My wife continued on and reported that there were additional and scarier sections ahead – including some with negative incline and necessitating use of fixed ropes – which would have led me to freeze in place and lose composure. She made it to the bridge (and safely returned) but did not have the nerve to walk out on the arch.
So this review should include a clearer warning that the climb would NOT be appropriate for those with fear of exposure – this is NOT a simple climb.
Hello Ira. Yes, you are right, there is a lot of exposure on this hike. I hope you were still able to enjoy visiting Wadi Rum. Cheers, Julie
Wadi Rum was fantastic and I thoroughly enjoyed my visit! I wandered around the sandstone formations in the area I had halted my climb and enjoyed the amazing views until my wife and Ali met me on the way back down. I only wish we could have spent more time there.

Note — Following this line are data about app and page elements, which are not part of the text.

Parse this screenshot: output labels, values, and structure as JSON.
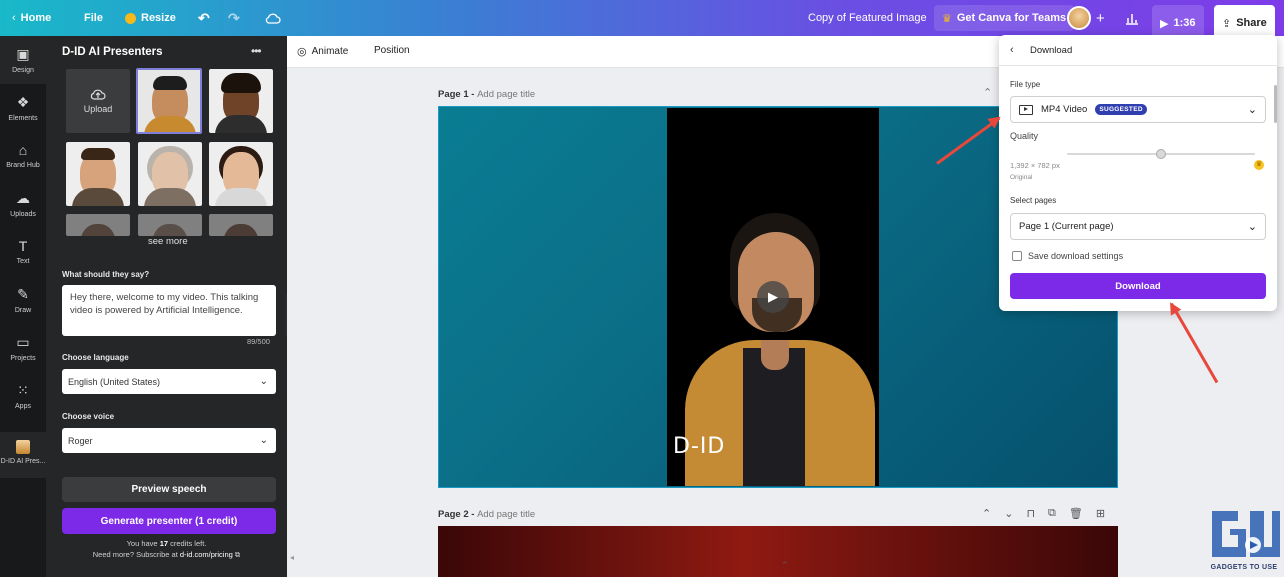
{
  "topbar": {
    "home": "Home",
    "file": "File",
    "resize": "Resize",
    "doc_title": "Copy of Featured Image",
    "teams": "Get Canva for Teams",
    "add": "+",
    "play_time": "1:36",
    "share": "Share"
  },
  "rail": [
    {
      "label": "Design",
      "icon": "design-icon"
    },
    {
      "label": "Elements",
      "icon": "elements-icon"
    },
    {
      "label": "Brand Hub",
      "icon": "brand-hub-icon"
    },
    {
      "label": "Uploads",
      "icon": "upload-icon"
    },
    {
      "label": "Text",
      "icon": "text-icon"
    },
    {
      "label": "Draw",
      "icon": "draw-icon"
    },
    {
      "label": "Projects",
      "icon": "folder-icon"
    },
    {
      "label": "Apps",
      "icon": "apps-icon"
    },
    {
      "label": "D-ID AI Pres..."
    }
  ],
  "panel": {
    "title": "D-ID AI Presenters",
    "more": "•••",
    "upload": "Upload",
    "see_more": "see more",
    "say_label": "What should they say?",
    "script_text": "Hey there, welcome to my video. This talking video is powered by Artificial Intelligence.",
    "char_count": "89/500",
    "language_label": "Choose language",
    "language_value": "English (United States)",
    "voice_label": "Choose voice",
    "voice_value": "Roger",
    "preview": "Preview speech",
    "generate": "Generate presenter (1 credit)",
    "credits_prefix": "You have ",
    "credits_count": "17",
    "credits_suffix": " credits left.",
    "subscribe_prefix": "Need more? Subscribe at ",
    "subscribe_link": "d-id.com/pricing"
  },
  "editor": {
    "animate": "Animate",
    "position": "Position",
    "page1_label": "Page 1 - ",
    "page1_placeholder": "Add page title",
    "page2_label": "Page 2 - ",
    "page2_placeholder": "Add page title",
    "video_logo": "D-ID"
  },
  "download": {
    "title": "Download",
    "file_type_label": "File type",
    "file_type_value": "MP4 Video",
    "suggested": "SUGGESTED",
    "quality_label": "Quality",
    "quality_fraction": 0.5,
    "dimensions": "1,392 × 782 px",
    "original": "Original",
    "select_pages_label": "Select pages",
    "pages_value": "Page 1 (Current page)",
    "save_settings": "Save download settings",
    "download_button": "Download"
  },
  "watermark": {
    "text": "GADGETS TO USE"
  },
  "colors": {
    "accent": "#7d2ae8",
    "annotation": "#e8473b",
    "badge": "#2f3fb0"
  }
}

My question – did you let your kids on that bridge? I have an 11 year son in great physical shape, but I am terrified.
No, on this trip it was just Tim and I. This is not a hike for kids. There is a short section of rock climbing and we did not have a harness. The rock climbing part is more dangerous than walking across the rock bridge. Tyler and Kara would have at least 13 years old in order for me to allow them to do the entire hike. Your son can still do the hike. He should stop right before the climbing section. From here he can still see the bridge and you can still walk across it. Then, you have to return the same way you came. Make sure you hire a guide for this hike, the trail is not marked and we never would have found the bridge without a guide. Cheers, Julie